_About this task_
The answer should be each line of the records that contains the word "hdmi"; please copy them all.

_The records_

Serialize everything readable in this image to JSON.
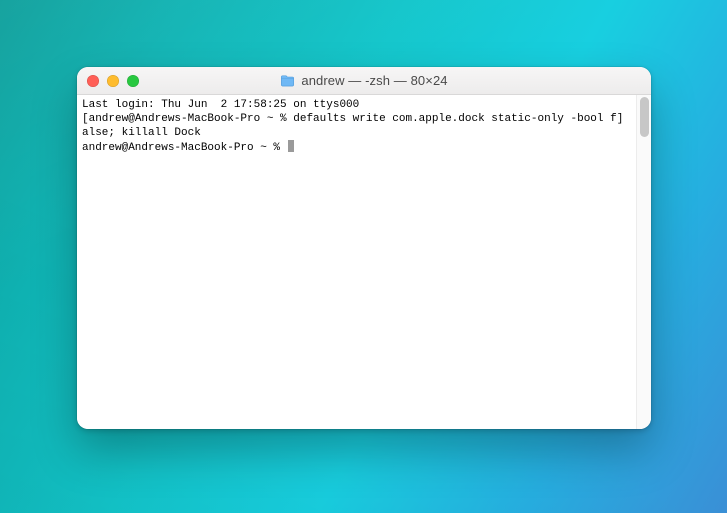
{
  "window": {
    "title": "andrew — -zsh — 80×24"
  },
  "terminal": {
    "line1": "Last login: Thu Jun  2 17:58:25 on ttys000",
    "line2_prefix": "[",
    "line2_prompt": "andrew@Andrews-MacBook-Pro ~ % ",
    "line2_cmd_part1": "defaults write com.apple.dock static-only -bool f",
    "line2_suffix": "]",
    "line3": "alse; killall Dock",
    "line4_prompt": "andrew@Andrews-MacBook-Pro ~ % "
  }
}
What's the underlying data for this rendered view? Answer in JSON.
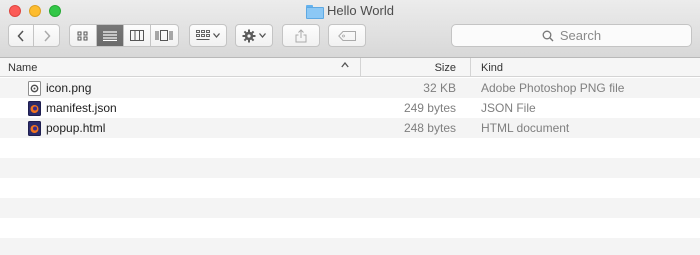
{
  "window": {
    "title": "Hello World"
  },
  "toolbar": {
    "search_placeholder": "Search"
  },
  "columns": {
    "name": "Name",
    "size": "Size",
    "kind": "Kind"
  },
  "files": [
    {
      "name": "icon.png",
      "size": "32 KB",
      "kind": "Adobe Photoshop PNG file",
      "icon": "image-file-icon"
    },
    {
      "name": "manifest.json",
      "size": "249 bytes",
      "kind": "JSON File",
      "icon": "firefox-document-icon"
    },
    {
      "name": "popup.html",
      "size": "248 bytes",
      "kind": "HTML document",
      "icon": "firefox-document-icon"
    }
  ],
  "colors": {
    "close": "#fc5b57",
    "minimize": "#fdbc2e",
    "maximize": "#33c748",
    "folder": "#8cc8f5",
    "active_view": "#6b6b6b",
    "alt_row": "#f4f4f4"
  }
}
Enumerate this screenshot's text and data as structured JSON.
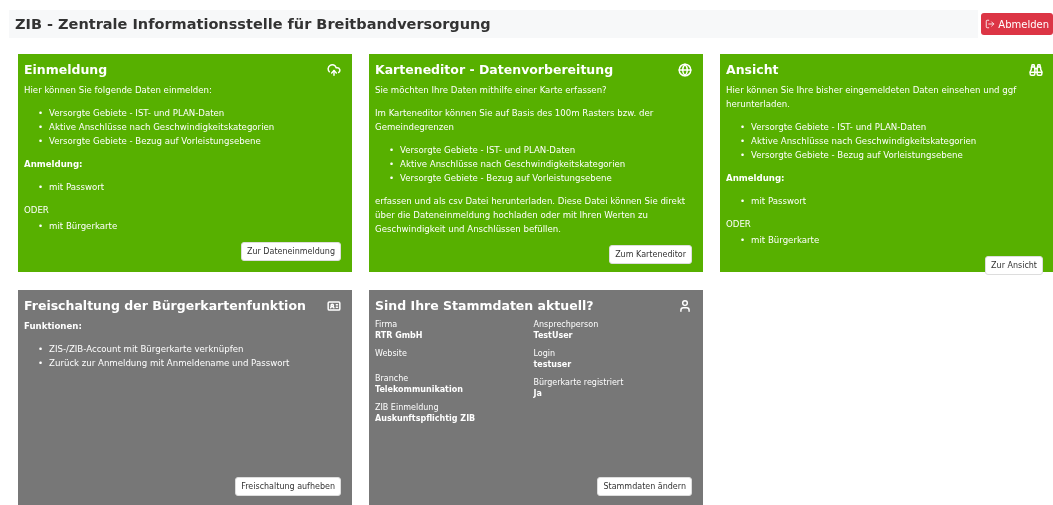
{
  "header": {
    "title": "ZIB - Zentrale Informationsstelle für Breitbandversorgung",
    "logout_button": "Abmelden"
  },
  "cards": [
    {
      "title": "Einmeldung",
      "color": "#57b000",
      "blocks": [
        {
          "kind": "text",
          "text": "Hier können Sie folgende Daten einmelden:"
        },
        {
          "kind": "list",
          "marker": "•",
          "items": [
            "Versorgte Gebiete - IST- und PLAN-Daten",
            "Aktive Anschlüsse nach Geschwindigkeitskategorien",
            "Versorgte Gebiete - Bezug auf Vorleistungsebene"
          ]
        },
        {
          "kind": "heading",
          "text": "Anmeldung:"
        },
        {
          "kind": "list",
          "marker": "•",
          "items": [
            "mit Passwort"
          ]
        },
        {
          "kind": "note",
          "text": "ODER"
        },
        {
          "kind": "list",
          "marker": "•",
          "items": [
            "mit Bürgerkarte"
          ]
        }
      ],
      "button": "Zur Dateneinmeldung"
    },
    {
      "title": "Karteneditor - Datenvorbereitung",
      "color": "#57b000",
      "blocks": [
        {
          "kind": "text",
          "text": "Sie möchten Ihre Daten mithilfe einer Karte erfassen?"
        },
        {
          "kind": "text",
          "text": "Im Karteneditor können Sie auf Basis des 100m Rasters bzw. der Gemeindegrenzen"
        },
        {
          "kind": "list",
          "marker": "•",
          "items": [
            "Versorgte Gebiete - IST- und PLAN-Daten",
            "Aktive Anschlüsse nach Geschwindigkeitskategorien",
            "Versorgte Gebiete - Bezug auf Vorleistungsebene"
          ]
        },
        {
          "kind": "text",
          "text": "erfassen und als csv Datei herunterladen. Diese Datei können Sie direkt über die Dateneinmeldung hochladen oder mit Ihren Werten zu Geschwindigkeit und Anschlüssen befüllen."
        }
      ],
      "button": "Zum Karteneditor"
    },
    {
      "title": "Ansicht",
      "color": "#57b000",
      "blocks": [
        {
          "kind": "text",
          "text": "Hier können Sie Ihre bisher eingemeldeten Daten einsehen und ggf herunterladen."
        },
        {
          "kind": "list",
          "marker": "•",
          "items": [
            "Versorgte Gebiete - IST- und PLAN-Daten",
            "Aktive Anschlüsse nach Geschwindigkeitskategorien",
            "Versorgte Gebiete - Bezug auf Vorleistungsebene"
          ]
        },
        {
          "kind": "heading",
          "text": "Anmeldung:"
        },
        {
          "kind": "list",
          "marker": "•",
          "items": [
            "mit Passwort"
          ]
        },
        {
          "kind": "note",
          "text": "ODER"
        },
        {
          "kind": "list",
          "marker": "•",
          "items": [
            "mit Bürgerkarte"
          ]
        }
      ],
      "button": "Zur Ansicht"
    },
    {
      "title": "Freischaltung der Bürgerkartenfunktion",
      "color": "#777777",
      "blocks": [
        {
          "kind": "heading",
          "text": "Funktionen:"
        },
        {
          "kind": "list",
          "marker": "•",
          "items": [
            "ZIS-/ZIB-Account mit Bürgerkarte verknüpfen",
            "Zurück zur Anmeldung mit Anmeldename und Passwort"
          ]
        }
      ],
      "button": "Freischaltung aufheben"
    },
    {
      "title": "Sind Ihre Stammdaten aktuell?",
      "color": "#777777",
      "blocks": [
        {
          "kind": "fields",
          "columns": [
            [
              {
                "label": "Firma",
                "value": "RTR GmbH"
              },
              {
                "label": "Website"
              },
              {
                "label": "Branche",
                "value": "Telekommunikation"
              },
              {
                "label": "ZIB Einmeldung",
                "value": "Auskunftspflichtig ZIB"
              }
            ],
            [
              {
                "label": "Ansprechperson",
                "value": "TestUser"
              },
              {
                "label": "Login",
                "value": "testuser"
              },
              {
                "label": "Bürgerkarte registriert",
                "value": "Ja"
              }
            ]
          ]
        }
      ],
      "button": "Stammdaten ändern"
    }
  ]
}
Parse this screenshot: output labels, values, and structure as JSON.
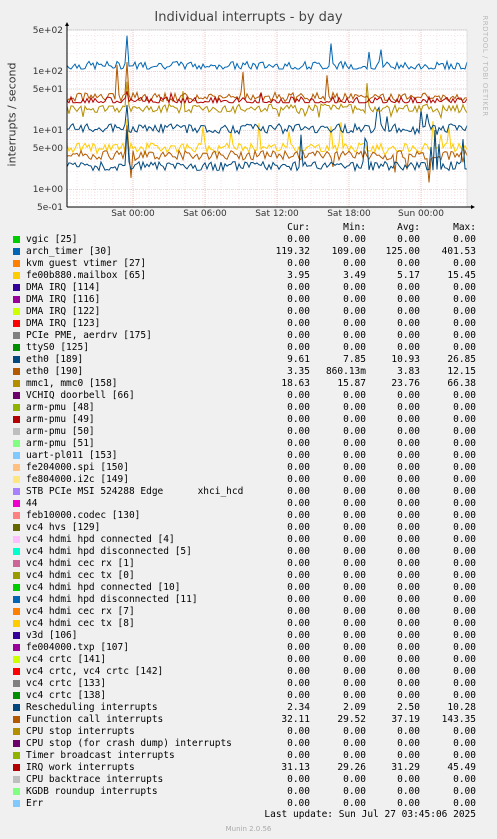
{
  "chart_data": {
    "type": "line",
    "title": "Individual interrupts - by day",
    "ylabel": "interrupts / second",
    "side_label": "RRDTOOL / TOBI OETIKER",
    "y_scale": "log",
    "ylim": [
      0.5,
      500
    ],
    "y_ticks": [
      "5e+02",
      "1e+02",
      "5e+01",
      "1e+01",
      "5e+00",
      "1e+00",
      "5e-01"
    ],
    "x_ticks": [
      "Sat 00:00",
      "Sat 06:00",
      "Sat 12:00",
      "Sat 18:00",
      "Sun 00:00"
    ],
    "grid": true,
    "columns": [
      "Cur:",
      "Min:",
      "Avg:",
      "Max:"
    ],
    "series": [
      {
        "name": "vgic [25]",
        "color": "#00cc00",
        "values": [
          "0.00",
          "0.00",
          "0.00",
          "0.00"
        ]
      },
      {
        "name": "arch_timer [30]",
        "color": "#0066b3",
        "values": [
          "119.32",
          "109.00",
          "125.00",
          "401.53"
        ]
      },
      {
        "name": "kvm guest vtimer [27]",
        "color": "#ff8000",
        "values": [
          "0.00",
          "0.00",
          "0.00",
          "0.00"
        ]
      },
      {
        "name": "fe00b880.mailbox [65]",
        "color": "#ffcc00",
        "values": [
          "3.95",
          "3.49",
          "5.17",
          "15.45"
        ]
      },
      {
        "name": "DMA IRQ [114]",
        "color": "#330099",
        "values": [
          "0.00",
          "0.00",
          "0.00",
          "0.00"
        ]
      },
      {
        "name": "DMA IRQ [116]",
        "color": "#990099",
        "values": [
          "0.00",
          "0.00",
          "0.00",
          "0.00"
        ]
      },
      {
        "name": "DMA IRQ [122]",
        "color": "#ccff00",
        "values": [
          "0.00",
          "0.00",
          "0.00",
          "0.00"
        ]
      },
      {
        "name": "DMA IRQ [123]",
        "color": "#ff0000",
        "values": [
          "0.00",
          "0.00",
          "0.00",
          "0.00"
        ]
      },
      {
        "name": "PCIe PME, aerdrv [175]",
        "color": "#808080",
        "values": [
          "0.00",
          "0.00",
          "0.00",
          "0.00"
        ]
      },
      {
        "name": "ttyS0 [125]",
        "color": "#008f00",
        "values": [
          "0.00",
          "0.00",
          "0.00",
          "0.00"
        ]
      },
      {
        "name": "eth0 [189]",
        "color": "#00487d",
        "values": [
          "9.61",
          "7.85",
          "10.93",
          "26.85"
        ]
      },
      {
        "name": "eth0 [190]",
        "color": "#b35a00",
        "values": [
          "3.35",
          "860.13m",
          "3.83",
          "12.15"
        ]
      },
      {
        "name": "mmc1, mmc0 [158]",
        "color": "#b38f00",
        "values": [
          "18.63",
          "15.87",
          "23.76",
          "66.38"
        ]
      },
      {
        "name": "VCHIQ doorbell [66]",
        "color": "#6b006b",
        "values": [
          "0.00",
          "0.00",
          "0.00",
          "0.00"
        ]
      },
      {
        "name": "arm-pmu [48]",
        "color": "#8fb300",
        "values": [
          "0.00",
          "0.00",
          "0.00",
          "0.00"
        ]
      },
      {
        "name": "arm-pmu [49]",
        "color": "#b30000",
        "values": [
          "0.00",
          "0.00",
          "0.00",
          "0.00"
        ]
      },
      {
        "name": "arm-pmu [50]",
        "color": "#bebebe",
        "values": [
          "0.00",
          "0.00",
          "0.00",
          "0.00"
        ]
      },
      {
        "name": "arm-pmu [51]",
        "color": "#80ff80",
        "values": [
          "0.00",
          "0.00",
          "0.00",
          "0.00"
        ]
      },
      {
        "name": "uart-pl011 [153]",
        "color": "#80c9ff",
        "values": [
          "0.00",
          "0.00",
          "0.00",
          "0.00"
        ]
      },
      {
        "name": "fe204000.spi [150]",
        "color": "#ffc080",
        "values": [
          "0.00",
          "0.00",
          "0.00",
          "0.00"
        ]
      },
      {
        "name": "fe804000.i2c [149]",
        "color": "#ffe680",
        "values": [
          "0.00",
          "0.00",
          "0.00",
          "0.00"
        ]
      },
      {
        "name": "STB PCIe MSI 524288 Edge      xhci_hcd",
        "color": "#aa80ff",
        "values": [
          "0.00",
          "0.00",
          "0.00",
          "0.00"
        ]
      },
      {
        "name": "44",
        "color": "#ee00cc",
        "values": [
          "0.00",
          "0.00",
          "0.00",
          "0.00"
        ]
      },
      {
        "name": "feb10000.codec [130]",
        "color": "#ff8080",
        "values": [
          "0.00",
          "0.00",
          "0.00",
          "0.00"
        ]
      },
      {
        "name": "vc4 hvs [129]",
        "color": "#666600",
        "values": [
          "0.00",
          "0.00",
          "0.00",
          "0.00"
        ]
      },
      {
        "name": "vc4 hdmi hpd connected [4]",
        "color": "#ffbfff",
        "values": [
          "0.00",
          "0.00",
          "0.00",
          "0.00"
        ]
      },
      {
        "name": "vc4 hdmi hpd disconnected [5]",
        "color": "#00ffcc",
        "values": [
          "0.00",
          "0.00",
          "0.00",
          "0.00"
        ]
      },
      {
        "name": "vc4 hdmi cec rx [1]",
        "color": "#cc6699",
        "values": [
          "0.00",
          "0.00",
          "0.00",
          "0.00"
        ]
      },
      {
        "name": "vc4 hdmi cec tx [0]",
        "color": "#999900",
        "values": [
          "0.00",
          "0.00",
          "0.00",
          "0.00"
        ]
      },
      {
        "name": "vc4 hdmi hpd connected [10]",
        "color": "#00cc00",
        "values": [
          "0.00",
          "0.00",
          "0.00",
          "0.00"
        ]
      },
      {
        "name": "vc4 hdmi hpd disconnected [11]",
        "color": "#0066b3",
        "values": [
          "0.00",
          "0.00",
          "0.00",
          "0.00"
        ]
      },
      {
        "name": "vc4 hdmi cec rx [7]",
        "color": "#ff8000",
        "values": [
          "0.00",
          "0.00",
          "0.00",
          "0.00"
        ]
      },
      {
        "name": "vc4 hdmi cec tx [8]",
        "color": "#ffcc00",
        "values": [
          "0.00",
          "0.00",
          "0.00",
          "0.00"
        ]
      },
      {
        "name": "v3d [106]",
        "color": "#330099",
        "values": [
          "0.00",
          "0.00",
          "0.00",
          "0.00"
        ]
      },
      {
        "name": "fe004000.txp [107]",
        "color": "#990099",
        "values": [
          "0.00",
          "0.00",
          "0.00",
          "0.00"
        ]
      },
      {
        "name": "vc4 crtc [141]",
        "color": "#ccff00",
        "values": [
          "0.00",
          "0.00",
          "0.00",
          "0.00"
        ]
      },
      {
        "name": "vc4 crtc, vc4 crtc [142]",
        "color": "#ff0000",
        "values": [
          "0.00",
          "0.00",
          "0.00",
          "0.00"
        ]
      },
      {
        "name": "vc4 crtc [133]",
        "color": "#808080",
        "values": [
          "0.00",
          "0.00",
          "0.00",
          "0.00"
        ]
      },
      {
        "name": "vc4 crtc [138]",
        "color": "#008f00",
        "values": [
          "0.00",
          "0.00",
          "0.00",
          "0.00"
        ]
      },
      {
        "name": "Rescheduling interrupts",
        "color": "#00487d",
        "values": [
          "2.34",
          "2.09",
          "2.50",
          "10.28"
        ]
      },
      {
        "name": "Function call interrupts",
        "color": "#b35a00",
        "values": [
          "32.11",
          "29.52",
          "37.19",
          "143.35"
        ]
      },
      {
        "name": "CPU stop interrupts",
        "color": "#b38f00",
        "values": [
          "0.00",
          "0.00",
          "0.00",
          "0.00"
        ]
      },
      {
        "name": "CPU stop (for crash dump) interrupts",
        "color": "#6b006b",
        "values": [
          "0.00",
          "0.00",
          "0.00",
          "0.00"
        ]
      },
      {
        "name": "Timer broadcast interrupts",
        "color": "#8fb300",
        "values": [
          "0.00",
          "0.00",
          "0.00",
          "0.00"
        ]
      },
      {
        "name": "IRQ work interrupts",
        "color": "#b30000",
        "values": [
          "31.13",
          "29.26",
          "31.29",
          "45.49"
        ]
      },
      {
        "name": "CPU backtrace interrupts",
        "color": "#bebebe",
        "values": [
          "0.00",
          "0.00",
          "0.00",
          "0.00"
        ]
      },
      {
        "name": "KGDB roundup interrupts",
        "color": "#80ff80",
        "values": [
          "0.00",
          "0.00",
          "0.00",
          "0.00"
        ]
      },
      {
        "name": "Err",
        "color": "#80c9ff",
        "values": [
          "0.00",
          "0.00",
          "0.00",
          "0.00"
        ]
      }
    ]
  },
  "footer": {
    "last_update": "Last update: Sun Jul 27 03:45:06 2025",
    "generator": "Munin 2.0.56"
  }
}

_Solution for this problem_
        "name": "vc4 hdmi hpd connected [4]",
        "name": "vc4 hdmi hpd disconnected [5]",
        "name": "vc4 hdmi cec rx [1]",
        "name": "vc4 hdmi cec tx [0]",
        "name": "vc4 hdmi hpd connected [10]",
        "name": "vc4 hdmi hpd disconnected [11]",
        "name": "vc4 hdmi cec rx [7]",
        "name": "vc4 hdmi cec tx [8]",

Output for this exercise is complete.